The French minister Dr Reuben Saillens wrote this: ‘The three main characteristics of Haldane’s Revival, as it has sometimes been called, were these: it gave a prominent emphasis to the necessity of a personal knowledge and experience of grace; it maintained the absolute authority and divine inspiration of the Bible; it was a return to Calvinistic doctrine against Pelagianism and Arminianism. Haldane was an orthodox of the first water, but his orthodoxy was blended with love and life’.
To illustrate the impact of Haldane’s exposition of Romans, Merle D’Aubigne later wrote: ‘I met Robert Haldane and heard him read from an English Bible a chapter from Romans about the natural corruption of man, a doctrine of which I had never before heard.
‘In fact I was quite astonished to hear of man being corrupt by nature. I remember saying to Mr Haldane, “Now I see that doctrine in the Bible”. “Yes”, he replied, “but do you see it in your heart?”
‘That was but a simple question, yet it came home to my conscience. It was the sword of the Spirit; and from that time I saw that my heart was corrupted and knew from the Word of God that I can be saved by grace alone.
‘So that, if Geneva gave something to Scotland at the time of the Reformation, if she communicated light to John Knox, Geneva has received something from Scotland in return, in the blessed exertions of Robert Haldane’. Many others could have added similar testimonies.
Interestingly, during his lifetime, Haldane was strongly criticised for his willingness to sell everything for the sake of the gospel and for his seemingly foolish decision to go to the continent with no other plan than to simply teach the Scriptures.
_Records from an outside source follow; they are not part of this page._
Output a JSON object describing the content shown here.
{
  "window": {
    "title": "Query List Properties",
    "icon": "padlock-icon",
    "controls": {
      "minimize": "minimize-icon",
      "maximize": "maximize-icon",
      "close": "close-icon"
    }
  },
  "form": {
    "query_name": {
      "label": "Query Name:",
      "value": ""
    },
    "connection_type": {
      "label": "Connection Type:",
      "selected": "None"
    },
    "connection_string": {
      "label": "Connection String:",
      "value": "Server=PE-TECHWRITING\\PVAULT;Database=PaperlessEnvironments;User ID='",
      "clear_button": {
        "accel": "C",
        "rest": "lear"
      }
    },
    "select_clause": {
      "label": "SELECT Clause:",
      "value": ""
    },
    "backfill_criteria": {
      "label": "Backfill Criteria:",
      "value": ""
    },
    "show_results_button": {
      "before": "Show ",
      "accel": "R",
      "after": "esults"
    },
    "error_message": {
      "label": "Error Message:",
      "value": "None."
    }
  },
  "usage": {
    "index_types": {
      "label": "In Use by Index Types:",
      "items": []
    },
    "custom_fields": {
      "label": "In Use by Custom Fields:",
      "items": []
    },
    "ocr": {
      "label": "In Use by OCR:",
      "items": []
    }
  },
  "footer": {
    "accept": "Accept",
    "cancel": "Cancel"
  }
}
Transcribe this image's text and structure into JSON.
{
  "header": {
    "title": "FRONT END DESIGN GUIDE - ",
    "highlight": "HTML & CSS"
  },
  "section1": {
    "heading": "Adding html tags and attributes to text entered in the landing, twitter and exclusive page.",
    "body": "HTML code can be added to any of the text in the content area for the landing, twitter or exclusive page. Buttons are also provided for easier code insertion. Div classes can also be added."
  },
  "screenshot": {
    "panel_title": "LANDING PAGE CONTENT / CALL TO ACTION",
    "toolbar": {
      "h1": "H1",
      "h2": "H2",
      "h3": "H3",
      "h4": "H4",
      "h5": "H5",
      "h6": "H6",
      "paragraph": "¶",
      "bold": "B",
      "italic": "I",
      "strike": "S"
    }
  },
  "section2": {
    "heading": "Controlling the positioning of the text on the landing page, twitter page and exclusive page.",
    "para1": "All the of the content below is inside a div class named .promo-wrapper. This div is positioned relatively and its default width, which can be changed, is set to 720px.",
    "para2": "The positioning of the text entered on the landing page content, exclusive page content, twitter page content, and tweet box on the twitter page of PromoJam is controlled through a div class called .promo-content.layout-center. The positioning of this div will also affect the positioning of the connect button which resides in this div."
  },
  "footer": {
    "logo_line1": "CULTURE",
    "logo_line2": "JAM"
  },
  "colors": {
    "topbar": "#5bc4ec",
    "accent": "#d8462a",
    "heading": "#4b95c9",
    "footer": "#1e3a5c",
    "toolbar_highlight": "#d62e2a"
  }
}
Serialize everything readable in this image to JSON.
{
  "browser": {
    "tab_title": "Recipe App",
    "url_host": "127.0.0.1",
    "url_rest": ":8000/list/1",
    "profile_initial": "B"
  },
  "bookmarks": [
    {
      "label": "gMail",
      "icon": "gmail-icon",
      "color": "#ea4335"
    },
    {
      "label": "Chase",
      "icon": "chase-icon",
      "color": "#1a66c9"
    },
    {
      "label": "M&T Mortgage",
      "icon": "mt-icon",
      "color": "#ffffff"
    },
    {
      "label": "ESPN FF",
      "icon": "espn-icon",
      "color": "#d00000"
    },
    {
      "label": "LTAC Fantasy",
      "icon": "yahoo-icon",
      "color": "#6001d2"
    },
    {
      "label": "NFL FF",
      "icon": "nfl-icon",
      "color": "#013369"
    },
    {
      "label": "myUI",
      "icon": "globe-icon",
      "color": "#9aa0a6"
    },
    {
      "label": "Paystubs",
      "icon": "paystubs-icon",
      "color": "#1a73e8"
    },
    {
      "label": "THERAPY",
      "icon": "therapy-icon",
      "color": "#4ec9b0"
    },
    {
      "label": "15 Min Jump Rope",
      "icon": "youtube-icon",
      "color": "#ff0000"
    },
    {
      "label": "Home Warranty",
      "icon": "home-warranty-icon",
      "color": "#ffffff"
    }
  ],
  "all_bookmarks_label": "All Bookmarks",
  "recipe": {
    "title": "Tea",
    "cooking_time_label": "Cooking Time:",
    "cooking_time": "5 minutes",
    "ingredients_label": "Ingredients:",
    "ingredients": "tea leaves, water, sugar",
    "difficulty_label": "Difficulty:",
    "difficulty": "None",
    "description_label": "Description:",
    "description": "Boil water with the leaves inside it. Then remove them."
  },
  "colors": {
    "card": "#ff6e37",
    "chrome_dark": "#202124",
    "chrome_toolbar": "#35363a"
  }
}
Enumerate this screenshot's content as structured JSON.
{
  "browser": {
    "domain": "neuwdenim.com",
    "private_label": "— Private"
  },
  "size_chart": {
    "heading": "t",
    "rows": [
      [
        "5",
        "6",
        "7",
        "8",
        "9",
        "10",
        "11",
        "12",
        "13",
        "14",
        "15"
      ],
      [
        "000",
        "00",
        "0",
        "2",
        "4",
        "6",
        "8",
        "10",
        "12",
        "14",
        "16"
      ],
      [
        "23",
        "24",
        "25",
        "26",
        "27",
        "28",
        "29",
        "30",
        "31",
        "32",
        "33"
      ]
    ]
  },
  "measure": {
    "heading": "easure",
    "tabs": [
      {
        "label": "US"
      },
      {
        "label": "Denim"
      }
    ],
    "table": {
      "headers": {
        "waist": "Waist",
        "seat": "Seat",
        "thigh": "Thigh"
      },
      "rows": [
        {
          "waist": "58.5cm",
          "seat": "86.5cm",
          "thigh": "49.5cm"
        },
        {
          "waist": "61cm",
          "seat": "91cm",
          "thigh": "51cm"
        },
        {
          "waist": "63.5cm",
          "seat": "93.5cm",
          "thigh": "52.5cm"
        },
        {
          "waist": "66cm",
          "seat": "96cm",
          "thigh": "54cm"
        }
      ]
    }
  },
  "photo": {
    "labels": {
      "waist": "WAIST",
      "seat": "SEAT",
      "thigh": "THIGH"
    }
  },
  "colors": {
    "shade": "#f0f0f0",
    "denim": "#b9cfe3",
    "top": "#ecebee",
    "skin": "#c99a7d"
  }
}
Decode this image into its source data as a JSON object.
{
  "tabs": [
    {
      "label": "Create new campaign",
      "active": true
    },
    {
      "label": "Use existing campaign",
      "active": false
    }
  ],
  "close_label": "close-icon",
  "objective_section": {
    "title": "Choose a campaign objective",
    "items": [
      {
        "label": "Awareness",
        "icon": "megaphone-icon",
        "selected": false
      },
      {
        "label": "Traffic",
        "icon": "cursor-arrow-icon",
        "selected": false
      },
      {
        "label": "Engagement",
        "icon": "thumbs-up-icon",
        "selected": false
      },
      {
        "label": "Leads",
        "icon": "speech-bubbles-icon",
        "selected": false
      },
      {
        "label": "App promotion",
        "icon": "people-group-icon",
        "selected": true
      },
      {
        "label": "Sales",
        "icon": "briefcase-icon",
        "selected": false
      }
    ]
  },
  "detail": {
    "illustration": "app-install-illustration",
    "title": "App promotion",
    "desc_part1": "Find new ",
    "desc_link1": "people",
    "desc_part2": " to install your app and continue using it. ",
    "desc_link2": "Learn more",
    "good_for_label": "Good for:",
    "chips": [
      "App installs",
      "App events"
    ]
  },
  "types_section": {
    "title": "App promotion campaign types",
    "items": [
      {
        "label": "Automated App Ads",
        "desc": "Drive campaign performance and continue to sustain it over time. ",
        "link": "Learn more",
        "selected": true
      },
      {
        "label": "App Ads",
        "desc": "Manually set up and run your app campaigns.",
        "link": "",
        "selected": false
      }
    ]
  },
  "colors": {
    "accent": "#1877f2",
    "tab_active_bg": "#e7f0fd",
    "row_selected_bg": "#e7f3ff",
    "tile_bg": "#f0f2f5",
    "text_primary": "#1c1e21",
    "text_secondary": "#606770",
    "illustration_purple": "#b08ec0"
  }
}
And yet, we ought not to be surprised that it was through this ‘foolishness’ and ‘simplicity’ that God was pleased to bless so many people so mightily, and for eternity.
To be concluded